Drones being used for inspections come with a host of benefits. They are an up and coming solution to the obstacles traditional inspectors face. For example, many people have experienced the need for a roof inspection, but performing one comes with risks. To properly inspect a roof, the inspector needs a good view. This usually requires that they observe the roof from the ground with binoculars or climb onto the roof and inspect it up close and personal. The former option leaves greater room for error, and the latter option poses a safety risk and could lead to possible damage to the roof in question, which would be counterproductive.
In contrast, drones reduce the risks involved in performing inspections while also improving their accuracy and efficiency. A person could invest in their own drone and become a certified pilot. The pilot simply has to fly a drone over the structure or work site and use its camera or sensors to collect data, while they remain safely on the ground. Flying a drone is safer than walking directly on a roof or climbing a ladder and more accurate than looking through binoculars. This goes for any industry like construction and city planning where similar inspections are a necessity. In 2016, Liberty Mutual started using drones for property claims to avoid "any unnecessary risk of injury to adjusters, contractors, and inspectors." They also affirmed that using drones was safer than sending someone up a ladder to inspect rooftop damage and speeds up the inspection process.
Additionally, a person could hire a service that specializes in performing inspections. There are many companies that offer drone inspections as a service. Industrial Skyworks does industrial asset inspections and data acquisition. They also process the data to create 2D and 3D images. Measure offers aerial inspections and one of their projects involves using the data they collect from aerial inspections to increase the productivity of solar plants. Asset Drones is a company that has a fleet of drones equipped with cameras and sensors. Cyberhawk is a visual asset management company that performs aerial inspections and surveys using UAVs.
With their maneuverability, drones can fly places humans need special tools and equipment to reach. Aerial shots of a house can show potential buyers or investors a more accurate picture of properties that are up for sale. This can reveal possible structural problems before construction is complete, which could save money in rebuilding. Also, with drone mapping software, a pilot can make 3D models of a work site. When compared to other tools, drones are capable of capturing information in higher detail. Therefore, resulting in the collection of more accurate data that's easily shareable.
In summary, this is just one of the many ways drones can be an asset to various industries. By providing higher quality data with increased efficiency, past methods of inspections are becoming outdated. Drones can be equipped with powerful cameras, advanced sensors and infrared technology. They can inspect difficult to reach areas or areas that pose health and safety risks, saving your time, money and risk from unnecessary danger.

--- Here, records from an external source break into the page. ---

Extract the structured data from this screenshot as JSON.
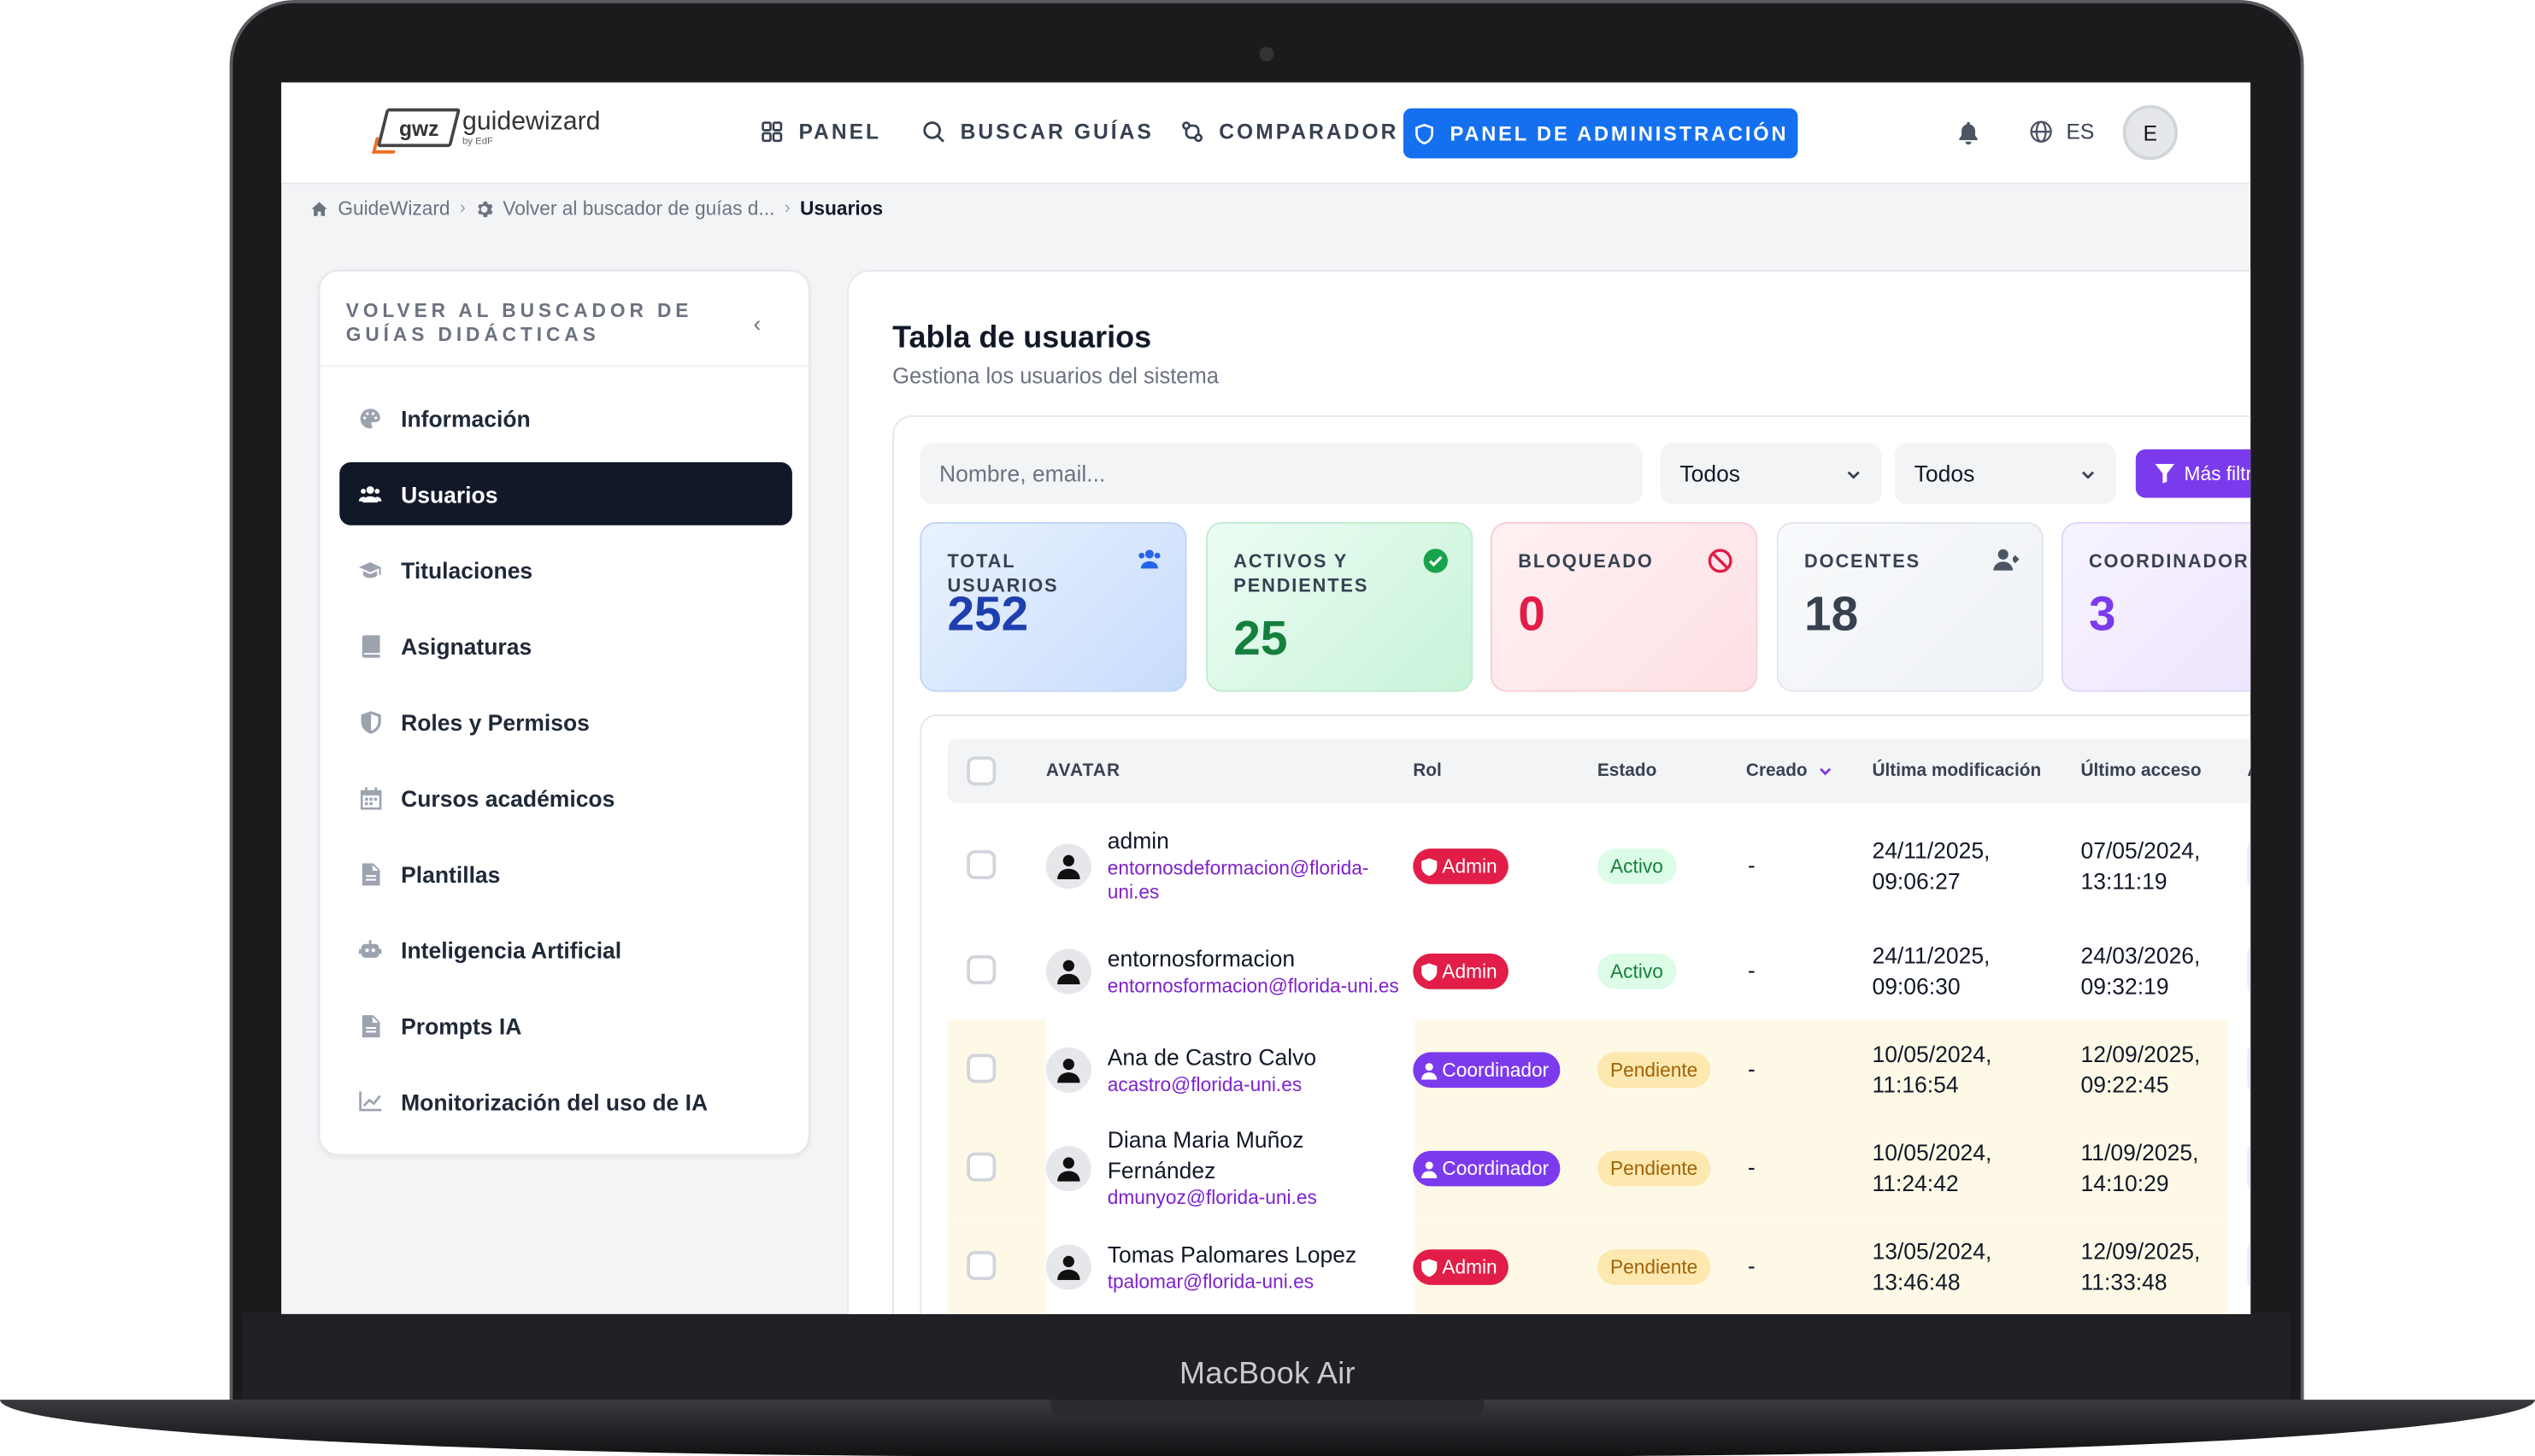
{
  "device": {
    "brand": "MacBook Air"
  },
  "logo": {
    "mark": "gwz",
    "name": "guidewizard",
    "sub": "by EdF"
  },
  "nav": {
    "panel": "PANEL",
    "buscar": "BUSCAR GUÍAS",
    "comparador": "COMPARADOR",
    "admin": "PANEL DE ADMINISTRACIÓN",
    "lang": "ES",
    "avatar_initial": "E"
  },
  "breadcrumb": {
    "home": "GuideWizard",
    "back": "Volver al buscador de guías d...",
    "current": "Usuarios"
  },
  "sidebar": {
    "header": "VOLVER AL BUSCADOR DE GUÍAS DIDÁCTICAS",
    "items": [
      {
        "label": "Información",
        "icon": "palette-icon"
      },
      {
        "label": "Usuarios",
        "icon": "users-icon"
      },
      {
        "label": "Titulaciones",
        "icon": "graduation-cap-icon"
      },
      {
        "label": "Asignaturas",
        "icon": "book-icon"
      },
      {
        "label": "Roles y Permisos",
        "icon": "shield-icon"
      },
      {
        "label": "Cursos académicos",
        "icon": "calendar-icon"
      },
      {
        "label": "Plantillas",
        "icon": "file-icon"
      },
      {
        "label": "Inteligencia Artificial",
        "icon": "robot-icon"
      },
      {
        "label": "Prompts IA",
        "icon": "file-icon"
      },
      {
        "label": "Monitorización del uso de IA",
        "icon": "chart-line-icon"
      }
    ]
  },
  "main": {
    "title": "Tabla de usuarios",
    "subtitle": "Gestiona los usuarios del sistema",
    "search_placeholder": "Nombre, email...",
    "filter1": "Todos",
    "filter2": "Todos",
    "more_filters": "Más filtr"
  },
  "stats": [
    {
      "label": "TOTAL USUARIOS",
      "value": "252",
      "color": "#1e40af"
    },
    {
      "label": "ACTIVOS Y PENDIENTES",
      "value": "25",
      "color": "#15803d"
    },
    {
      "label": "BLOQUEADO",
      "value": "0",
      "color": "#e11d48"
    },
    {
      "label": "DOCENTES",
      "value": "18",
      "color": "#374151"
    },
    {
      "label": "COORDINADORES",
      "value": "3",
      "color": "#7c3aed"
    }
  ],
  "table": {
    "headers": {
      "avatar": "AVATAR",
      "rol": "Rol",
      "estado": "Estado",
      "creado": "Creado",
      "modif": "Última modificación",
      "acceso": "Último acceso",
      "extra": "A"
    },
    "rows": [
      {
        "name": "admin",
        "email": "entornosdeformacion@florida-uni.es",
        "role": "Admin",
        "estado": "Activo",
        "creado": "-",
        "modif": [
          "24/11/2025,",
          "09:06:27"
        ],
        "acceso": [
          "07/05/2024,",
          "13:11:19"
        ]
      },
      {
        "name": "entornosformacion",
        "email": "entornosformacion@florida-uni.es",
        "role": "Admin",
        "estado": "Activo",
        "creado": "-",
        "modif": [
          "24/11/2025,",
          "09:06:30"
        ],
        "acceso": [
          "24/03/2026,",
          "09:32:19"
        ]
      },
      {
        "name": "Ana de Castro Calvo",
        "email": "acastro@florida-uni.es",
        "role": "Coordinador",
        "estado": "Pendiente",
        "creado": "-",
        "modif": [
          "10/05/2024,",
          "11:16:54"
        ],
        "acceso": [
          "12/09/2025,",
          "09:22:45"
        ]
      },
      {
        "name": "Diana Maria Muñoz Fernández",
        "email": "dmunyoz@florida-uni.es",
        "role": "Coordinador",
        "estado": "Pendiente",
        "creado": "-",
        "modif": [
          "10/05/2024,",
          "11:24:42"
        ],
        "acceso": [
          "11/09/2025,",
          "14:10:29"
        ]
      },
      {
        "name": "Tomas Palomares Lopez",
        "email": "tpalomar@florida-uni.es",
        "role": "Admin",
        "estado": "Pendiente",
        "creado": "-",
        "modif": [
          "13/05/2024,",
          "13:46:48"
        ],
        "acceso": [
          "12/09/2025,",
          "11:33:48"
        ]
      }
    ]
  },
  "colors": {
    "primary": "#1570ef",
    "sidebar_active": "#111827",
    "purple": "#7c3aed",
    "admin_red": "#e11d48"
  }
}
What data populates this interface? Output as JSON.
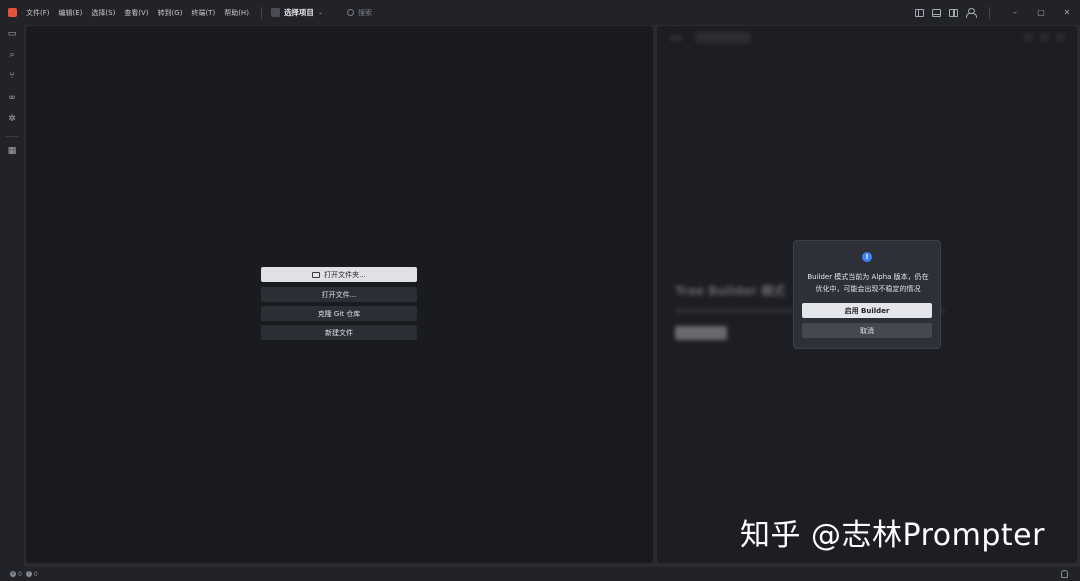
{
  "menu": [
    "文件(F)",
    "编辑(E)",
    "选择(S)",
    "查看(V)",
    "转到(G)",
    "终端(T)",
    "帮助(H)"
  ],
  "project": {
    "label": "选择项目"
  },
  "search": {
    "placeholder": "搜索"
  },
  "window_controls": {
    "minimize": "–",
    "restore": "▢",
    "close": "✕"
  },
  "editor": {
    "buttons": {
      "open_folder": "打开文件夹...",
      "open_file": "打开文件...",
      "clone_repo": "克隆 Git 仓库",
      "new_file": "新建文件"
    }
  },
  "builder": {
    "heading": "Trae Builder 模式"
  },
  "dialog": {
    "icon": "info-icon",
    "message_line1": "Builder 模式当前为 Alpha 版本，仍在",
    "message_line2": "优化中，可能会出现不稳定的情况",
    "confirm": "启用 Builder",
    "cancel": "取消"
  },
  "status": {
    "errors": "0",
    "warnings": "0"
  },
  "watermark": {
    "text": "知乎 @志林Prompter"
  },
  "colors": {
    "accent": "#3b82f6",
    "logo": "#e5533c"
  }
}
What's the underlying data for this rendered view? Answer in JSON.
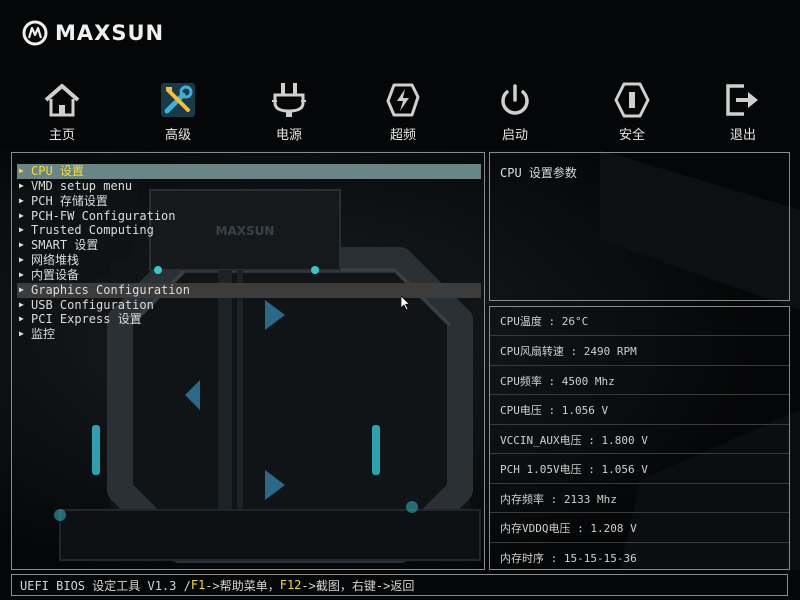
{
  "brand": {
    "name": "MAXSUN"
  },
  "nav": [
    {
      "label": "主页",
      "icon": "home-icon"
    },
    {
      "label": "高级",
      "icon": "tools-icon",
      "active": true
    },
    {
      "label": "电源",
      "icon": "power-plug-icon"
    },
    {
      "label": "超频",
      "icon": "lightning-icon"
    },
    {
      "label": "启动",
      "icon": "power-button-icon"
    },
    {
      "label": "安全",
      "icon": "shield-icon"
    },
    {
      "label": "退出",
      "icon": "exit-icon"
    }
  ],
  "menu": {
    "items": [
      {
        "label": "CPU 设置",
        "selected": true
      },
      {
        "label": "VMD setup menu"
      },
      {
        "label": "PCH 存储设置"
      },
      {
        "label": "PCH-FW Configuration"
      },
      {
        "label": "Trusted Computing"
      },
      {
        "label": "SMART 设置"
      },
      {
        "label": "网络堆栈"
      },
      {
        "label": "内置设备"
      },
      {
        "label": "Graphics Configuration",
        "highlighted": true
      },
      {
        "label": "USB Configuration"
      },
      {
        "label": "PCI Express 设置"
      },
      {
        "label": "监控"
      }
    ]
  },
  "help": {
    "text": "CPU 设置参数"
  },
  "status": [
    "CPU温度 : 26°C",
    "CPU风扇转速 : 2490 RPM",
    "CPU频率 : 4500 Mhz",
    "CPU电压 : 1.056 V",
    "VCCIN_AUX电压 : 1.800 V",
    "PCH 1.05V电压 : 1.056 V",
    "内存频率 : 2133 Mhz",
    "内存VDDQ电压 : 1.208 V",
    "内存时序 : 15-15-15-36"
  ],
  "footer": {
    "prefix": "UEFI BIOS 设定工具 V1.3 / ",
    "key1": "F1",
    "text1": "->帮助菜单，",
    "key2": "F12",
    "text2": "->截图，右键->返回"
  },
  "art": {
    "label": "MAXSUN"
  },
  "colors": {
    "selected_bg": "#6a8585",
    "selected_fg": "#f5dc3e",
    "highlight_bg": "#3c3c3c",
    "accent_cyan": "#35c6d6",
    "panel_border": "#8a8a8a"
  }
}
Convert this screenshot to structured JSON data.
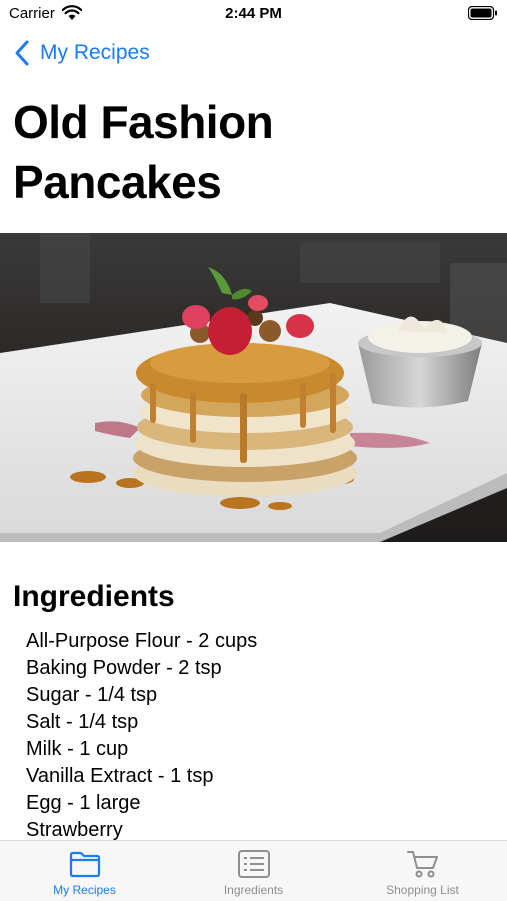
{
  "status_bar": {
    "carrier": "Carrier",
    "time": "2:44 PM"
  },
  "nav": {
    "back_label": "My Recipes"
  },
  "recipe": {
    "title": "Old Fashion Pancakes",
    "ingredients_heading": "Ingredients",
    "ingredients": [
      "All-Purpose Flour - 2 cups",
      "Baking Powder - 2 tsp",
      "Sugar - 1/4 tsp",
      "Salt - 1/4 tsp",
      "Milk - 1 cup",
      "Vanilla Extract - 1 tsp",
      "Egg - 1 large",
      "Strawberry"
    ]
  },
  "tab_bar": {
    "tabs": [
      {
        "label": "My Recipes",
        "icon": "folder-icon",
        "active": true
      },
      {
        "label": "Ingredients",
        "icon": "list-icon",
        "active": false
      },
      {
        "label": "Shopping List",
        "icon": "cart-icon",
        "active": false
      }
    ]
  },
  "colors": {
    "accent": "#1a7cf0",
    "inactive": "#8e8e93"
  }
}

I am a writer and an artist based in Georgia. Specializing in illustration, graphic design, and video art, I love to explore the new ways technology intersects with art. I think drones have done amazing things for photography and video art, making what would previously be costly and difficult more accessible. As a complete novice, it was only recently that I saw what independent artists could do with their drones, and I continue to be impressed by the sights that drones are able to explore and the images they can capture. Instagram: @tyesha.ferron